Trivia: Just a Minute
- Actor Allusion: Panellists will often be given subjects which in some way refer to their careers outside Just a Minute, whether directly or indirectly. For example, Kenneth Williams, when given the subject of "Julius Caesar", took the obvious bait to quote his famous line "Infamy! They've all got it in for me!" from Carry On Cleo, to huge audience applause.note
- The Cast Showoff: Kenneth Williams would often be given subjects that allowed him to show off his knowledge of history.
- In Memoriam: Just a Minute has included tributes to each of the four original regular panellists following their deaths.
- The 5 May 1988 episode, the first to air after the death of Kenneth Williams a few weeks earlier (but which had been recorded before his death), was introduced by the Radio 4 continuity announcer as a tribute to his memory.
- Nicholas Parsons introduced the 1 March 1999 episode as a tribute to Derek Nimmo, who had died a few days before the episode aired; Nicholas noted that the episode's recording a few months earlier had been Derek's last professional appearance.
- A summer re-run of the 17 January 2000 episode was dedicated to the memory of Peter Jones, who had died earlier in the year and one of whose last professional appearances had been for the recording of the episode in question.
- At the end of the 27 July 2009 episode, Nicholas introduced an audio clip of Clement Freud, who had died the previous spring, speaking on the subject "How I hope my epitaph will read" from the 29 January 2001 episode as a tribute to his memory:
Clement Freud: I think just my name, the date of my death, and the words "Best before".note
- Milestone Celebration: A number of the show's anniversaries have been celebrated:
- The 25th anniversary was marked with a special program called "Silver Minutes", featuring Nicholas introducing classic clips.
- For the 35th anniversary an hour-long episode was recorded (the only time such a thing has been done to date), featuring a number of faces from the show's history as guest subject setters.

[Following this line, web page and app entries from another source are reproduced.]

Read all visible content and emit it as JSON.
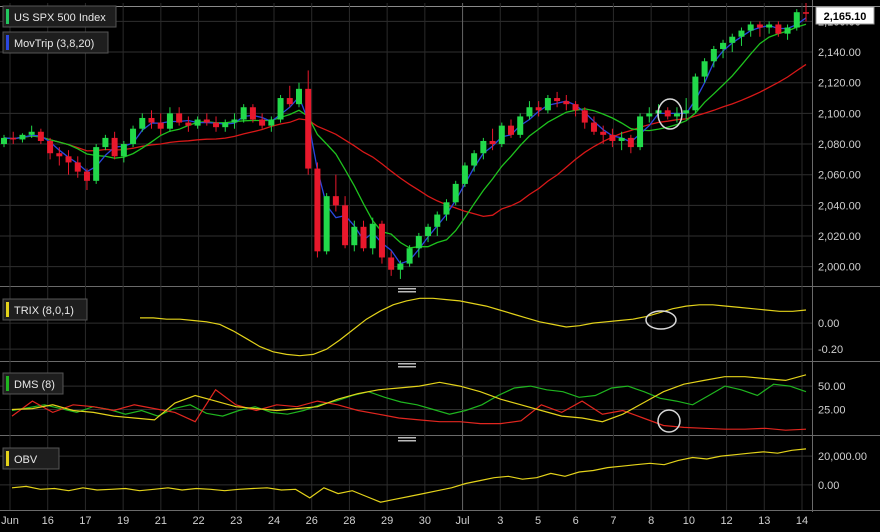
{
  "chart_data": [
    {
      "type": "candlestick",
      "title": "US SPX 500 Index",
      "overlay_label": "MovTrip (3,8,20)",
      "last_price_label": "2,165.10",
      "y_ticks": [
        "2,000.00",
        "2,020.00",
        "2,040.00",
        "2,060.00",
        "2,080.00",
        "2,100.00",
        "2,120.00",
        "2,140.00",
        "2,160.00"
      ],
      "ylim": [
        1990,
        2172
      ],
      "colors": {
        "up": "#22d94a",
        "down": "#e8182c",
        "fast": "#2a47e0",
        "mid": "#1ec21e",
        "slow": "#d81818"
      },
      "candles": [
        [
          2080,
          2086,
          2078,
          2084
        ],
        [
          2084,
          2088,
          2080,
          2083
        ],
        [
          2083,
          2087,
          2081,
          2086
        ],
        [
          2086,
          2092,
          2084,
          2088
        ],
        [
          2088,
          2090,
          2080,
          2082
        ],
        [
          2082,
          2084,
          2070,
          2074
        ],
        [
          2074,
          2078,
          2066,
          2072
        ],
        [
          2072,
          2076,
          2060,
          2068
        ],
        [
          2068,
          2072,
          2058,
          2062
        ],
        [
          2062,
          2064,
          2050,
          2056
        ],
        [
          2056,
          2080,
          2054,
          2078
        ],
        [
          2078,
          2086,
          2076,
          2084
        ],
        [
          2084,
          2088,
          2070,
          2072
        ],
        [
          2072,
          2082,
          2068,
          2080
        ],
        [
          2080,
          2092,
          2078,
          2090
        ],
        [
          2090,
          2100,
          2088,
          2097
        ],
        [
          2097,
          2102,
          2090,
          2094
        ],
        [
          2094,
          2100,
          2086,
          2090
        ],
        [
          2090,
          2104,
          2088,
          2100
        ],
        [
          2100,
          2104,
          2092,
          2094
        ],
        [
          2094,
          2098,
          2088,
          2092
        ],
        [
          2092,
          2098,
          2090,
          2096
        ],
        [
          2096,
          2100,
          2092,
          2094
        ],
        [
          2094,
          2098,
          2088,
          2091
        ],
        [
          2091,
          2096,
          2088,
          2094
        ],
        [
          2094,
          2100,
          2090,
          2096
        ],
        [
          2096,
          2106,
          2094,
          2104
        ],
        [
          2104,
          2106,
          2094,
          2096
        ],
        [
          2096,
          2100,
          2090,
          2092
        ],
        [
          2092,
          2098,
          2088,
          2096
        ],
        [
          2096,
          2112,
          2094,
          2110
        ],
        [
          2110,
          2118,
          2104,
          2106
        ],
        [
          2106,
          2120,
          2104,
          2116
        ],
        [
          2116,
          2128,
          2060,
          2064
        ],
        [
          2064,
          2068,
          2006,
          2010
        ],
        [
          2010,
          2048,
          2008,
          2046
        ],
        [
          2046,
          2060,
          2036,
          2040
        ],
        [
          2040,
          2046,
          2012,
          2014
        ],
        [
          2014,
          2030,
          2010,
          2026
        ],
        [
          2026,
          2030,
          2010,
          2012
        ],
        [
          2012,
          2032,
          2008,
          2028
        ],
        [
          2028,
          2030,
          2002,
          2006
        ],
        [
          2006,
          2010,
          1994,
          1998
        ],
        [
          1998,
          2004,
          1992,
          2002
        ],
        [
          2002,
          2014,
          2000,
          2012
        ],
        [
          2012,
          2022,
          2006,
          2020
        ],
        [
          2020,
          2028,
          2016,
          2026
        ],
        [
          2026,
          2036,
          2020,
          2034
        ],
        [
          2034,
          2044,
          2030,
          2042
        ],
        [
          2042,
          2056,
          2040,
          2054
        ],
        [
          2054,
          2068,
          2052,
          2066
        ],
        [
          2066,
          2076,
          2062,
          2074
        ],
        [
          2074,
          2084,
          2070,
          2082
        ],
        [
          2082,
          2090,
          2076,
          2080
        ],
        [
          2080,
          2094,
          2078,
          2092
        ],
        [
          2092,
          2096,
          2084,
          2086
        ],
        [
          2086,
          2100,
          2084,
          2098
        ],
        [
          2098,
          2108,
          2096,
          2104
        ],
        [
          2104,
          2108,
          2098,
          2102
        ],
        [
          2102,
          2112,
          2100,
          2110
        ],
        [
          2110,
          2114,
          2104,
          2108
        ],
        [
          2108,
          2112,
          2102,
          2106
        ],
        [
          2106,
          2108,
          2098,
          2102
        ],
        [
          2102,
          2104,
          2090,
          2094
        ],
        [
          2094,
          2098,
          2086,
          2088
        ],
        [
          2088,
          2092,
          2080,
          2086
        ],
        [
          2086,
          2090,
          2078,
          2082
        ],
        [
          2082,
          2088,
          2076,
          2084
        ],
        [
          2084,
          2086,
          2074,
          2078
        ],
        [
          2078,
          2100,
          2076,
          2098
        ],
        [
          2098,
          2104,
          2094,
          2100
        ],
        [
          2100,
          2106,
          2096,
          2102
        ],
        [
          2102,
          2104,
          2096,
          2098
        ],
        [
          2098,
          2104,
          2094,
          2100
        ],
        [
          2100,
          2110,
          2096,
          2102
        ],
        [
          2102,
          2126,
          2100,
          2124
        ],
        [
          2124,
          2136,
          2120,
          2134
        ],
        [
          2134,
          2144,
          2130,
          2142
        ],
        [
          2142,
          2148,
          2136,
          2146
        ],
        [
          2146,
          2152,
          2140,
          2150
        ],
        [
          2150,
          2156,
          2144,
          2154
        ],
        [
          2154,
          2160,
          2150,
          2158
        ],
        [
          2158,
          2160,
          2150,
          2156
        ],
        [
          2156,
          2160,
          2152,
          2158
        ],
        [
          2158,
          2160,
          2150,
          2152
        ],
        [
          2152,
          2158,
          2148,
          2156
        ],
        [
          2156,
          2168,
          2154,
          2166
        ],
        [
          2166,
          2172,
          2160,
          2165
        ]
      ]
    },
    {
      "type": "line",
      "label": "TRIX (8,0,1)",
      "y_ticks": [
        "0.00",
        "-0.20"
      ],
      "series": [
        {
          "color": "#e3d21a",
          "values": [
            0.04,
            0.04,
            0.03,
            0.03,
            0.02,
            0.01,
            -0.01,
            -0.06,
            -0.12,
            -0.18,
            -0.22,
            -0.24,
            -0.25,
            -0.24,
            -0.2,
            -0.13,
            -0.05,
            0.03,
            0.09,
            0.14,
            0.17,
            0.19,
            0.19,
            0.18,
            0.17,
            0.15,
            0.13,
            0.1,
            0.07,
            0.04,
            0.01,
            -0.01,
            -0.03,
            -0.02,
            0.0,
            0.01,
            0.02,
            0.03,
            0.05,
            0.08,
            0.11,
            0.13,
            0.14,
            0.14,
            0.13,
            0.12,
            0.11,
            0.1,
            0.09,
            0.09,
            0.1
          ]
        }
      ]
    },
    {
      "type": "line",
      "label": "DMS (8)",
      "y_ticks": [
        "50.00",
        "25.00"
      ],
      "series": [
        {
          "color": "#1fb51f",
          "values": [
            24,
            27,
            30,
            26,
            22,
            28,
            25,
            20,
            24,
            18,
            26,
            30,
            21,
            18,
            24,
            28,
            22,
            20,
            24,
            30,
            34,
            40,
            44,
            38,
            33,
            30,
            25,
            20,
            24,
            30,
            40,
            48,
            50,
            46,
            44,
            38,
            40,
            48,
            50,
            44,
            37,
            34,
            30,
            40,
            50,
            46,
            40,
            52,
            50,
            44
          ]
        },
        {
          "color": "#e1261f",
          "values": [
            18,
            34,
            22,
            30,
            28,
            24,
            30,
            26,
            22,
            12,
            46,
            30,
            24,
            30,
            28,
            34,
            30,
            24,
            20,
            16,
            14,
            12,
            12,
            10,
            10,
            13,
            30,
            22,
            34,
            20,
            24,
            16,
            8,
            6,
            5,
            4,
            4,
            5,
            3,
            4
          ]
        },
        {
          "color": "#e3d21a",
          "values": [
            25,
            26,
            30,
            24,
            22,
            18,
            16,
            14,
            32,
            40,
            34,
            28,
            26,
            24,
            26,
            28,
            36,
            42,
            46,
            48,
            50,
            54,
            50,
            44,
            36,
            30,
            24,
            18,
            16,
            12,
            20,
            32,
            44,
            52,
            56,
            60,
            60,
            58,
            56,
            62
          ]
        }
      ]
    },
    {
      "type": "line",
      "label": "OBV",
      "y_ticks": [
        "20,000.00",
        "0.00"
      ],
      "series": [
        {
          "color": "#e3d21a",
          "values": [
            -2000,
            -1000,
            -3000,
            -2500,
            -4000,
            -2000,
            -3500,
            -3000,
            -2500,
            -4000,
            -3000,
            -2000,
            -3500,
            -2500,
            -3000,
            -4000,
            -3000,
            -2500,
            -2000,
            -3500,
            -3000,
            -9000,
            -2000,
            -6000,
            -4000,
            -8000,
            -12000,
            -10000,
            -8000,
            -6000,
            -4000,
            -2000,
            1000,
            3000,
            5000,
            6000,
            4000,
            5000,
            8000,
            6000,
            9000,
            10000,
            12000,
            13000,
            14000,
            15000,
            14000,
            17000,
            19000,
            18000,
            20000,
            21000,
            22000,
            23000,
            22000,
            24000,
            25000
          ]
        }
      ]
    }
  ],
  "x_axis_labels": [
    "Jun",
    "16",
    "17",
    "19",
    "21",
    "22",
    "23",
    "24",
    "26",
    "28",
    "29",
    "30",
    "Jul",
    "3",
    "5",
    "6",
    "7",
    "8",
    "10",
    "12",
    "13",
    "14"
  ]
}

- The 45th anniversary featured multiple commemorative moments across the year: the subjects for the first show that year were all ones from the very first series in 1967, there were two episodes recorded in India (where JAM has a massive following) and a new Sound to Screen Adaptation was done, which notably featured Paul Merton as he'd declined to appear in previous television versions.
- Missing Episode: Ten early episodes (six from 1968, three from 1969, and the Christmas 1974 episode) have no known surviving recordings. Additionally, most episodes from before 1990 only exist in the Transcription Services editions for international broadcast (The BBC junked most of their original tapes, but The ABC have a nearly complete set of TS tapes), trimmed by around three or four minutes each and sometimes with rounds spliced from other episodes featuring the same panel.